> Problem to work on: Your task is to copy each line of the listing that contains the word "value".

> Supplied data:

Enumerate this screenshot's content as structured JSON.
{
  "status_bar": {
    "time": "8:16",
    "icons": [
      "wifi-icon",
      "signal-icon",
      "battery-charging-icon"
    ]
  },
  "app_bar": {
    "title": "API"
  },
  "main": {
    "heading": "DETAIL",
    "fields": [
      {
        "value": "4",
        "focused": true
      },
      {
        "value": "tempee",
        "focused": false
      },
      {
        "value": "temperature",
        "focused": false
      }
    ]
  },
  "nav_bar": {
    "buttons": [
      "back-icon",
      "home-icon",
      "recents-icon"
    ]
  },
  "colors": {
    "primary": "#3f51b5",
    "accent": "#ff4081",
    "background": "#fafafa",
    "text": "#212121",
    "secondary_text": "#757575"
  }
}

> Completed exercise:
        "value": "4",
        "value": "tempee",
        "value": "temperature",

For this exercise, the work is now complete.